Ok if you got through all that, congratulations!!!
This is by no means an exhaustive list. But this is all of what runs through my head every time I try to adapt a recipe to be gluten free. Also check out Shauna of Gluten Free Girl’s latest post on GF baking tips and the Daring Kitchen article posted by Natalie of Gluten a Go Go. Is this guide useful to you? Do you have anything else to add about adapting gluten free recipes?
So now you know a bit about why I chose the ingredients that I did for this pita bread. I have made gluten free pita bread before, and it was tasty, but it was not as soft than I would have liked. Using the guidelines above (I am a scientist, I need rules to follow) I altered my previous recipe a bit, and I must say this product is much better than my first go at it a few months ago. While it didn’t make pockets, it had a good flavor, the buckwheat wasn’t too strong, and it wasn’t grainy at all. The amaranth taste did come through a bit, and I liked it – a similar taste to quinoa I think, slightly nutty. We used the pita bread to make sandwiches. Sandwiches with tapenade, salami, spinach, and cheese. And it was one of the most satisfying lunches we have had in a while.
In order to stay with the “mezze” feel, we did have several small things plated out – homemade tapenade, homemade tuna & white bean dip, figs, and apples (tapenade and white bean dip posts coming soon!). Yeah, not really traditional. I would have made hummus, honest, but for the life of me I cannot find tahini or even plain sesame seeds to make my own. So instead, I made a fantastic white bean dip. In fact, I like I liked it better than traditional hummus. So in the end the whole meal worked out just fine, and it was even in “mezze” style – well the part after we devoured our sandwiches and then just voraciously ripped off pita and scooped up dip
Adapted from my adaption from Gluten Free Gobsmacked – hmm how many adaptions until a recipe becomes my own?
- 2 tsp. yeast
- 1/2 c. warm water + plus about a tbs. more
- 2 tbsp. sugar
- 1 egg
- 2/3 c. amaranth (or quinoa) flour
- 1/3 c. buckwheat flour
- 1/3 c. rice flour
- 1/3 c. potato starch
- 1 tsp. gelatin
- ½ cup almond meal
- 1/2 tsp. salt
- 1 tsp. olive oil
- Dissolve sugar in 1/2 c. warm water, and add yeast.
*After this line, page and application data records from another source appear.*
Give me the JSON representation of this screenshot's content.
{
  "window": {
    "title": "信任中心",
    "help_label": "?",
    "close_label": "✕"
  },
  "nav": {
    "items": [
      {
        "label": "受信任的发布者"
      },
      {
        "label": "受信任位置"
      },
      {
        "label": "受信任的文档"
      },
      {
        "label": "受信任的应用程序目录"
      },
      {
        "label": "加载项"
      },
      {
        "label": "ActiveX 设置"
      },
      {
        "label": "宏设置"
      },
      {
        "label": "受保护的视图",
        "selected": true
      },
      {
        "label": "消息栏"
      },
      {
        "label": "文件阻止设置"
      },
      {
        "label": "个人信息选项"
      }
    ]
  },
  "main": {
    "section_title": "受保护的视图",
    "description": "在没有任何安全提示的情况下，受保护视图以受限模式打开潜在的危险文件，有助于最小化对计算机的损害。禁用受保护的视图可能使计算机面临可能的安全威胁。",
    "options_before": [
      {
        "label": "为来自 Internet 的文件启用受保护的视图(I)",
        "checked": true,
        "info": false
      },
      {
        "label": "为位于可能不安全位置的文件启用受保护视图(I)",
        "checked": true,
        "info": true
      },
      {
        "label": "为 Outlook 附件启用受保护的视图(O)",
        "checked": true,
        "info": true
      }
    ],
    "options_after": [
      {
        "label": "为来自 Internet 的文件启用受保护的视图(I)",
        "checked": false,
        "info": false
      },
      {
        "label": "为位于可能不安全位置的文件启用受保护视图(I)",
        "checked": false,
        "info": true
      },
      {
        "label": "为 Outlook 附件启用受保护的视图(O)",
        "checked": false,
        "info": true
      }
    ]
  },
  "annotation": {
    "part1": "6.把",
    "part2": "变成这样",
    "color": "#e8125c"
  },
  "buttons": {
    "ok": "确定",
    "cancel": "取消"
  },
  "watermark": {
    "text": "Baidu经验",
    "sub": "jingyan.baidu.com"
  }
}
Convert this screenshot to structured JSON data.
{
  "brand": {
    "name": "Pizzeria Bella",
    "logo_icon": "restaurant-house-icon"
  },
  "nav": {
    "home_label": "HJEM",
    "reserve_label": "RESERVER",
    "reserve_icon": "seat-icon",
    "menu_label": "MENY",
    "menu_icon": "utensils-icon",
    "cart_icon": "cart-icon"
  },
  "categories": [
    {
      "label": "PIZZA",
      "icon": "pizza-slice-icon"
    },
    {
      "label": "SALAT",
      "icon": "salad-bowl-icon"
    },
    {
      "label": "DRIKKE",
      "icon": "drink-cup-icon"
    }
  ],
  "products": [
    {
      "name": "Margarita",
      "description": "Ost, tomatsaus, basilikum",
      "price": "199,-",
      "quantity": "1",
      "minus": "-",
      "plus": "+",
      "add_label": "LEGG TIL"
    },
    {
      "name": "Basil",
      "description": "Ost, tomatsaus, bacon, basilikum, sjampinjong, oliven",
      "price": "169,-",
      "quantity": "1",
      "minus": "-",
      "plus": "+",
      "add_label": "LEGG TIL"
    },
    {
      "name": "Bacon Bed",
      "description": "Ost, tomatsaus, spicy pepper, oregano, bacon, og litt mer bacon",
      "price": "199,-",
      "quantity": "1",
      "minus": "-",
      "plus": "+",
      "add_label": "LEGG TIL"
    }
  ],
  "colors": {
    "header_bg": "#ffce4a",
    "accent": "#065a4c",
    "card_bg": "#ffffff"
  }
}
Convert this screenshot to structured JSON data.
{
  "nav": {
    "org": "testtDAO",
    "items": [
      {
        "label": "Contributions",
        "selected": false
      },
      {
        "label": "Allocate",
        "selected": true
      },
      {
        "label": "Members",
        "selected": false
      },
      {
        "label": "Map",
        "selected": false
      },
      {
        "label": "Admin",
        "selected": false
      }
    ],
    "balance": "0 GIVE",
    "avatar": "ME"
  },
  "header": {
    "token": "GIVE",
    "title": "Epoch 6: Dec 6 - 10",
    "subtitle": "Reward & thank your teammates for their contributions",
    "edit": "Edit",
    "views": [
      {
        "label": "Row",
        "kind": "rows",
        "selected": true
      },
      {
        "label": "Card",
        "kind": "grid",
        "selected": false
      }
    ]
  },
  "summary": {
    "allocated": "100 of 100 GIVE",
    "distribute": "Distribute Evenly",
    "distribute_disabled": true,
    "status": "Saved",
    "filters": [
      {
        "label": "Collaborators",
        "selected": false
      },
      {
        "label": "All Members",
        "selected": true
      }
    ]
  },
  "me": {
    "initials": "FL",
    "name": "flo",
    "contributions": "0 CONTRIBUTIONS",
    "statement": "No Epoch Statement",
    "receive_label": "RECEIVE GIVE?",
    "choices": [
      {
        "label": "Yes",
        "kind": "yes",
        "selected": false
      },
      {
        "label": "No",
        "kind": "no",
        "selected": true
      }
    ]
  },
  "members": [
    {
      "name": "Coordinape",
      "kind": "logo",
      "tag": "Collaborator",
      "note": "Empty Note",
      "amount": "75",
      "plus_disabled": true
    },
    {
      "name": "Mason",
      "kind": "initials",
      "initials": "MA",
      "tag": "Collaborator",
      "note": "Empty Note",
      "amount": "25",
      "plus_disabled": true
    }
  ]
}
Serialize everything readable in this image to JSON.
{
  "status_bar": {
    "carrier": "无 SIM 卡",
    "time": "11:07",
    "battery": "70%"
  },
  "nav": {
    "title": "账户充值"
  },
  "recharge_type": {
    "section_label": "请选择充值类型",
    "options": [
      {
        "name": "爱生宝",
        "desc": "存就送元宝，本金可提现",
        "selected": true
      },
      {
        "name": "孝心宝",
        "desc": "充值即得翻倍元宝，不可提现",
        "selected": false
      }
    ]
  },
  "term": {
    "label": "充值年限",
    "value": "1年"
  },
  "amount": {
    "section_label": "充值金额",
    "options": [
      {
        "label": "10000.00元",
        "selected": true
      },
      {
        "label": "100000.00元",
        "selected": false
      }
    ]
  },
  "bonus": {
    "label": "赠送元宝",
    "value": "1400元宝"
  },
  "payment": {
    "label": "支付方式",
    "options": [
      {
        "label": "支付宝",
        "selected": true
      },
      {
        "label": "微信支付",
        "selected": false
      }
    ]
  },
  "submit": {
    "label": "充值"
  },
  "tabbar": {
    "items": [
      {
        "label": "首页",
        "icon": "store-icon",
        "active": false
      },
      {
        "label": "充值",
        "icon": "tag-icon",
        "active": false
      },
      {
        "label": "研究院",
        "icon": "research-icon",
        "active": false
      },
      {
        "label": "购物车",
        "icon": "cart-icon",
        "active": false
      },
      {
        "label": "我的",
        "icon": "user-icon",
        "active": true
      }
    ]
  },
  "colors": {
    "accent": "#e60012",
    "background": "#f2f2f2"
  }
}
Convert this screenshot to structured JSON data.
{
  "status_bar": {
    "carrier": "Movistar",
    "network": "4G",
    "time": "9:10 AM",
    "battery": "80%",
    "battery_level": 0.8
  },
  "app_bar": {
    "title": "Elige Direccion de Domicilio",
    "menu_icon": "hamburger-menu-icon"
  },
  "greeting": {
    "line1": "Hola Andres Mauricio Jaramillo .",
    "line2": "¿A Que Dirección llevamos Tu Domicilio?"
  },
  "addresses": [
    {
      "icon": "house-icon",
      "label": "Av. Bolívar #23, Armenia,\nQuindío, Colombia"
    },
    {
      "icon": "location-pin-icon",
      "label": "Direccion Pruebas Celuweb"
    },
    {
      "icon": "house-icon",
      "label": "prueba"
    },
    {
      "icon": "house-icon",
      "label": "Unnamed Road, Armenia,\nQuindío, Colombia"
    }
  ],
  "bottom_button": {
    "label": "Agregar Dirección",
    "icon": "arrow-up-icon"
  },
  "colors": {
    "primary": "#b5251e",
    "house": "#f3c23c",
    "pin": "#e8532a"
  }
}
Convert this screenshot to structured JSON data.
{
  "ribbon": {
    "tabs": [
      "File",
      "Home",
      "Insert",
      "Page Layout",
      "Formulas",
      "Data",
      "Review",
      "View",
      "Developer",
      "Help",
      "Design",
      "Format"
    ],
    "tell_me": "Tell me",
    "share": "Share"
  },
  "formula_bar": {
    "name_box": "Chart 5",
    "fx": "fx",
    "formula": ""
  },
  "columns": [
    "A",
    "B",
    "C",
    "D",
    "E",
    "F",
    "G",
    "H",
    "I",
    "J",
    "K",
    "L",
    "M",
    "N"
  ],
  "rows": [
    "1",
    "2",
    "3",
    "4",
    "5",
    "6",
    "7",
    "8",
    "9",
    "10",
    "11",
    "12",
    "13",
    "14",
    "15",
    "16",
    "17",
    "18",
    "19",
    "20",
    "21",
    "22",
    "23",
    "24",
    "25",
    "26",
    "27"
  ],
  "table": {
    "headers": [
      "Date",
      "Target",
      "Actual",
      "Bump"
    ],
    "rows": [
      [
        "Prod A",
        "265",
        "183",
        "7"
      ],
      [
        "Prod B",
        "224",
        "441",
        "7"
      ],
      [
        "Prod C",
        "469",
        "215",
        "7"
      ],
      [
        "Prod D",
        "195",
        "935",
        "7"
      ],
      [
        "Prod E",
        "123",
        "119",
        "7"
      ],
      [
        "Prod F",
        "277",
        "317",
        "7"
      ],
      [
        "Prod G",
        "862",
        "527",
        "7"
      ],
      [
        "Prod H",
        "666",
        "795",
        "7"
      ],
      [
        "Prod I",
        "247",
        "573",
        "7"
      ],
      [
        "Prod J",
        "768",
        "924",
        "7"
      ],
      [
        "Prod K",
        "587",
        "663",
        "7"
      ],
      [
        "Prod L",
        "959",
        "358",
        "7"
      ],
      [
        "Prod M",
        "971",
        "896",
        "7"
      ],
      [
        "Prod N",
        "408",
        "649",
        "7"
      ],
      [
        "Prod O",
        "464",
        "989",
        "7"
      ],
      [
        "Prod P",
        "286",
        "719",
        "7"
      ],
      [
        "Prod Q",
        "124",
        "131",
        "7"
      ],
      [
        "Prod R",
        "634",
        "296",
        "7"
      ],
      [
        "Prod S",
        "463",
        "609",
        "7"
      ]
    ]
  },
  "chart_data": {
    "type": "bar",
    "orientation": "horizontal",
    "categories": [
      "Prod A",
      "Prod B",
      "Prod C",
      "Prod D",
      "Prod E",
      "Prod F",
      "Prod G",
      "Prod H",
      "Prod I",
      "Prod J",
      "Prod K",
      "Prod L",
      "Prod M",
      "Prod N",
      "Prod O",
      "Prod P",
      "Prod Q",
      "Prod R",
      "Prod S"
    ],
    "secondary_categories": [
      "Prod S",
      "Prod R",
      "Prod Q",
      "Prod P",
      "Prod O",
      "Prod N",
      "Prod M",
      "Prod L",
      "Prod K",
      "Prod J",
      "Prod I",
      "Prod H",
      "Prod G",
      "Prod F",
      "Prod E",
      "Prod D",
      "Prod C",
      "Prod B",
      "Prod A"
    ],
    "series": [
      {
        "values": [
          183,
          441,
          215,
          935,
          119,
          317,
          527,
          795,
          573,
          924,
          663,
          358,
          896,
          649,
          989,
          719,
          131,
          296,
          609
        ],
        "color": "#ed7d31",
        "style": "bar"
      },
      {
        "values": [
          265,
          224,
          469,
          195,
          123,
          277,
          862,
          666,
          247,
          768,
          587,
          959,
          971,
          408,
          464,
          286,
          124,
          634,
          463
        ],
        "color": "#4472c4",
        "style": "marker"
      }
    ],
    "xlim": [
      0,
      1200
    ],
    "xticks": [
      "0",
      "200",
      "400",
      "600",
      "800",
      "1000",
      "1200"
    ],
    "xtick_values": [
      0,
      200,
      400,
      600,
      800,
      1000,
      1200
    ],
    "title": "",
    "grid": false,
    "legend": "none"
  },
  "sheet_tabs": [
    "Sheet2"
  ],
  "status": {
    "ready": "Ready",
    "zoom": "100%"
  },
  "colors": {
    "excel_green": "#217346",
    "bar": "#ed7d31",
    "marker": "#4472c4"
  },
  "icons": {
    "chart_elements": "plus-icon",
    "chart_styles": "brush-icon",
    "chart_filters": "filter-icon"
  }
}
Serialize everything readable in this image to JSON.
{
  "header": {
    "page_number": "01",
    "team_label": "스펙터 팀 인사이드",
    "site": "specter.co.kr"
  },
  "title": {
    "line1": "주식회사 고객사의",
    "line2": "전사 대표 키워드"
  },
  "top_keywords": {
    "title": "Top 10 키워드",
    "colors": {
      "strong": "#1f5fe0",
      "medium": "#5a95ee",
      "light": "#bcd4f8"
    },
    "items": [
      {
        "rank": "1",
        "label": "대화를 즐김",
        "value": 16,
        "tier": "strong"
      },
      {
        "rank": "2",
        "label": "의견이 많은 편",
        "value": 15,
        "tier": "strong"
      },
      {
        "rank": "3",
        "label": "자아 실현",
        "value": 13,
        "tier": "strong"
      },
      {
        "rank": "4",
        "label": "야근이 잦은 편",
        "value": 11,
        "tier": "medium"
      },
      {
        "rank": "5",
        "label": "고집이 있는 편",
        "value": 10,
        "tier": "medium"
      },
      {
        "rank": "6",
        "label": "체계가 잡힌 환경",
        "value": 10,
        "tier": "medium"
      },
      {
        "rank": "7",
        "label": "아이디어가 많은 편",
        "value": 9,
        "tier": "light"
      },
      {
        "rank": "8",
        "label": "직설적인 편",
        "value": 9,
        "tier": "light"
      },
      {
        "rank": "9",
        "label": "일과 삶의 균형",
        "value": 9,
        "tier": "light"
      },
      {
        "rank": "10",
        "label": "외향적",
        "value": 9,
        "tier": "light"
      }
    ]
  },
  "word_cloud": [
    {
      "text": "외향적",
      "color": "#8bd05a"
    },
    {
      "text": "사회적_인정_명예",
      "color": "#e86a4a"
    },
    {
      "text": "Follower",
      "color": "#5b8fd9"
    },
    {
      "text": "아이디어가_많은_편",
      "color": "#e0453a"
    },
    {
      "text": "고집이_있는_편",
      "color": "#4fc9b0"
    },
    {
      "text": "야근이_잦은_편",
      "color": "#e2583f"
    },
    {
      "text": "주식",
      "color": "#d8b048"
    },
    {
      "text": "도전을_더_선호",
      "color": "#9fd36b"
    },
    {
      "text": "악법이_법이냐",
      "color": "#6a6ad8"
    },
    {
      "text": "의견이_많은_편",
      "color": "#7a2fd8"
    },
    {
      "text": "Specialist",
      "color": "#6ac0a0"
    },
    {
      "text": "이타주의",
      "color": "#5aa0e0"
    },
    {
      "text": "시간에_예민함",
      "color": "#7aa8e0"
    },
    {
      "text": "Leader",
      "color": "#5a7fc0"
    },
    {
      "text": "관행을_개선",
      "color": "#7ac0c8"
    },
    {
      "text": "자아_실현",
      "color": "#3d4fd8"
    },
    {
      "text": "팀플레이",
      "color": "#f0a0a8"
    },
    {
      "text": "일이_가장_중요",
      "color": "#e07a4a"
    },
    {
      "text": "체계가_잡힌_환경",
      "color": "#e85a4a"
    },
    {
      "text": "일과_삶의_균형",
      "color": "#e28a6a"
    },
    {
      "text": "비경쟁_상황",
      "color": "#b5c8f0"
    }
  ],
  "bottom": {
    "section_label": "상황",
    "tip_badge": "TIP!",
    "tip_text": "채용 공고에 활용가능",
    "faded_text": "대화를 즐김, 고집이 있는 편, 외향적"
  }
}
Cover and set aside until foamy and doubled in size.
- Meanwhile, mix together the rest of the dry ingredients in a large bowl.
- In a small bowl, beat an egg with a fork until homogenized
- Once yeast has activated, add the yeast and egg to the dry ingredients, pour in the olive oil, and mix thoroughly (I just used my hands).? If necessary, add in a little more warm water. It will be a sticky mess:
- Let dough proof for an hour, covered with a damp towel in a warm area.
- Next, shape your pitas. I used this recipe to make four pitas about 6″ in diameter. Break the dough apart into quarters and place ball of dough on a floured surface. With your hands, shape a pita about 1/4″ thick. Don’t make them too thin, they aren’t going to rise much when baked anyways.
- Once all your pitas are made (ideally transferred to sheets of parchment paper), let them rise about 40 min. Meanwhile, preheat the oven to 250C (about 475F). Mind you I did this in a toaster oven. I have no idea its temperature accuracy yet.
- Bake each batch for 7-8 minutes or until golden brown, and then devour while still hot. Just be careful not to burn yourself! But really these are best eaten hot.
Blog checking lines: The 2010 February Daring COOKs challenge was hosted by Micheleof Veggie Num Nums. Michele chose to challenge everyone to make mezze based on various recipes from Claudia Roden, Jeffrey Alford and Naomi Dugid.
Also submitted to – What can I eat that’s gluten free?